The recent heat wave in the Pacific Northwest highlighted how historical inequities still affect the health and well-being of low-income and marginalized communities.
The Importance of Transit to Parks and Trails
Learn about efforts from across the country to expand access to public lands via public transit.
Opinion: Give Students Free SEPTA Rides All Week Long
Philadelphia's student passes cut off at 8 p.m. and don't include weekends, but expanding the free fare program could help SEPTA rebuild ridership and create lifelong transit users.
Buffalo Development Will Feature the City's First Mobility Hub
The project, which is located near light rail and bus stations, will also include a ride hailing zone, bike parking, and improved pedestrian facilities.
'Unprecedented' Portland Community Benefits Agreement Prioritizes Racial Equity
The Broadway Corridor CBA is designed to create high quality jobs, housing, and opportunities for historically excluded communities.
Report: Cities Falling Behind on Security and Accessibility in 'Smart City' Tech
While cities around the world are introducing tech tools to improve services and increase their efficiency, many have failed to implement appropriate privacy and security protocols.
More Western Cities Approve ADUs to Help Relieve Housing Crisis
Proponents of 'granny flats' say they can alleviate housing shortages and help families keep their homes, but others worry that the programs don't do enough to target low- and middle-income property owners.
Colorado River Dams Could Stop Producing Hydropower
Officials are releasing water from upstream reservoirs as water levels in the river's major reservoirs fall to historic lows.
Study: Housing First is a Success in Denver
Results from five years of Denver's Supportive Housing Social Impact Bond Initiative show that people and communities benefit from a 'Housing First' approach to homelessness.
Research: Traffic Stops Don't Stop Traffic Deaths
A comprehensive study using data from 33 states shows no significant correlation between police stops and reduced crash rates.
Too Much Commercial Zoning for Affordable Housing in SoHo's Controversial Rezoning Plan?
Mayor Bill de Blasio is crossing the finish line of his time in office at the same time as one of the most controversial rezoning processes of his administration.
How to Speed Up Rental Assistance Distribution
With the eviction moratorium set to expire soon, states and localities must do more to streamline the application process and get federal assistance dollars into the hands of renters facing eviction.
Big Cities Aren't as Bad as People Think
Paul Krugman argues that the pervasive myth of cities as crime-ridden cesspools harms democracy and creates a false contrast between urban and small-town America.
San Francisco Supervisors Vote to Keep Parklets, Close Them at Night
The pandemic-era outdoor seating arrangements can stay, but a last-minute amendment lets business owners close them overnight.
Los Angeles County Gets a C+ on Sustainability Report Card
UCLA released a report about how land use, biodiversity, and looming environmental threats affect the health and well-being of Los Angeles County residents.
Arizona's Tallest Building Will Soon Be Vacant
The tallest building in the Grand Canyon State will enter a new era.
Women Avoid Walking Due to Fear of Assault, Survey Says
A global survey shows that women around the world overwhelmingly cite fear of assault as the top reason for avoiding walking.
Remote Work Won't Radically Change Where We Work
As tech firms like Apple expand their satellite offices and remote work opportunities, economists and work experts debate just how much the dispersal made possible by remote work will be held in check by the forces of agglomeration.
Providence Plans Ambitious Public Space Makeover
Take a virtual tour of the new public spaces proposed in the Providence Unified Vision Plan.
FAA Approves Circuitous, Controversial LaGuardia AirTrain Proposal
New York Gov. Andrew Cuomo, almost driven out of office by scandal earlier this year, has won a legacy project six years in the making.
The (Nearly) Glacial Timescale of Planning
Planners are used to taking a few years to develop plans, and maybe a few more for development to take hold.
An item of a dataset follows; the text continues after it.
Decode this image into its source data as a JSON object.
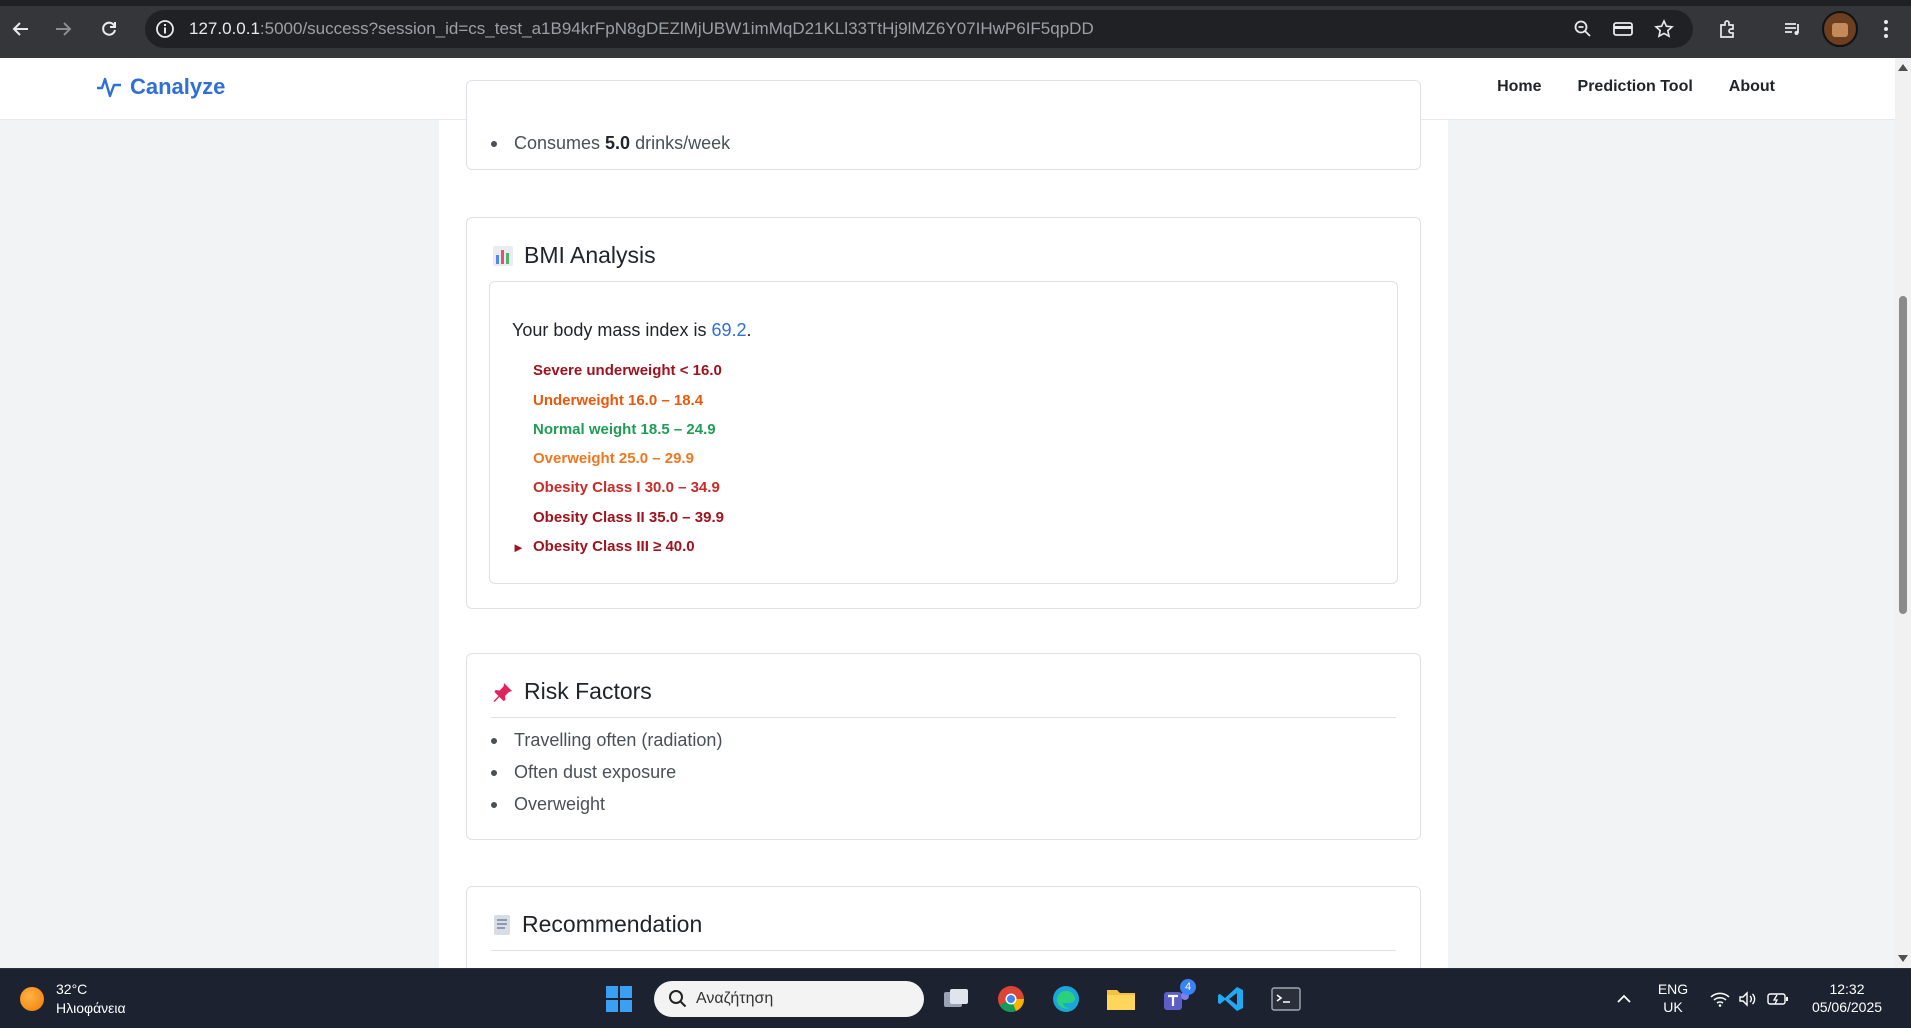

For some of California's biggest projects, it's more about decades than years.
HUD's Office of Policy Development and Research
HUD's Office of Policy Development and Research
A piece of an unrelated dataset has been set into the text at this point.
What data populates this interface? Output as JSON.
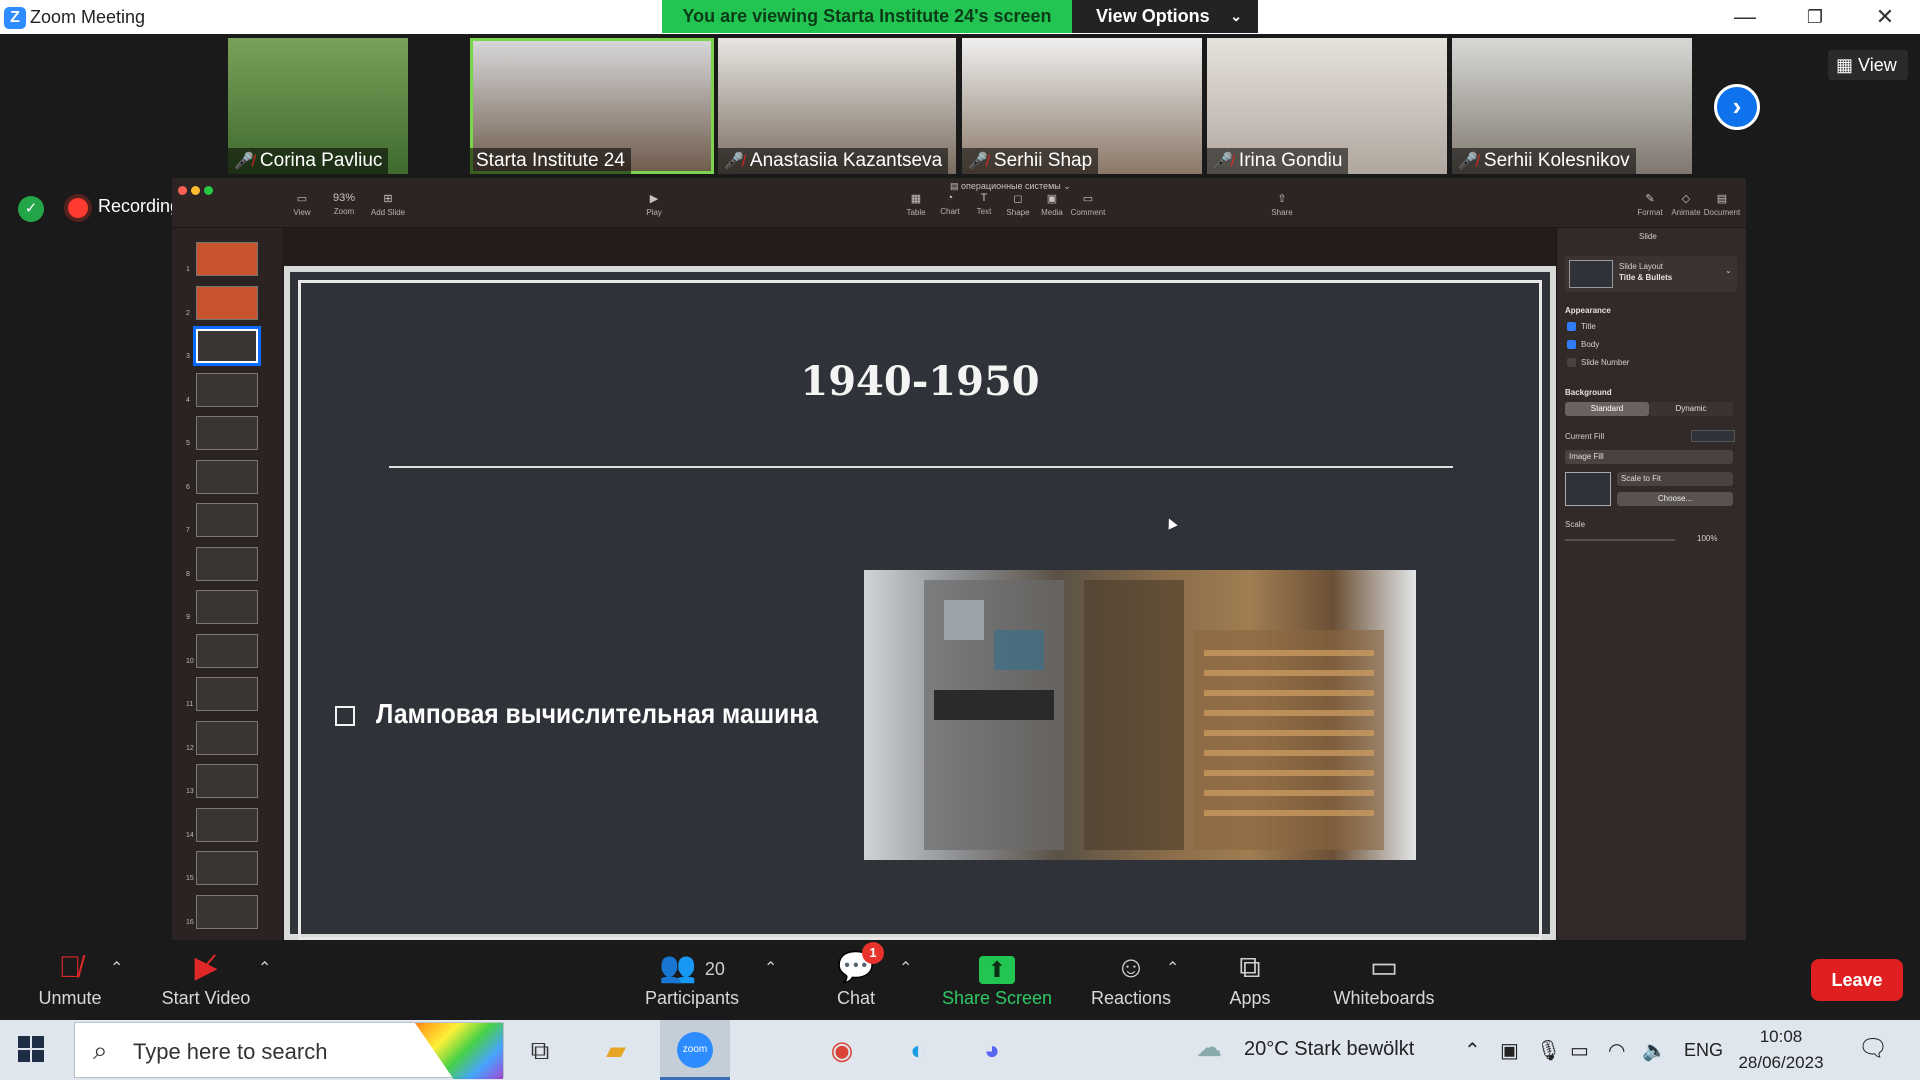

Harvard University Graduate School of Design - Executive Education
City of Greensburg
City of Flagstaff
Zhongshan Municipal Bureau of Natural Resources
This six-course series explores essential urban design concepts using open source software and equips planners with the tools they need to participate fully in the urban design process.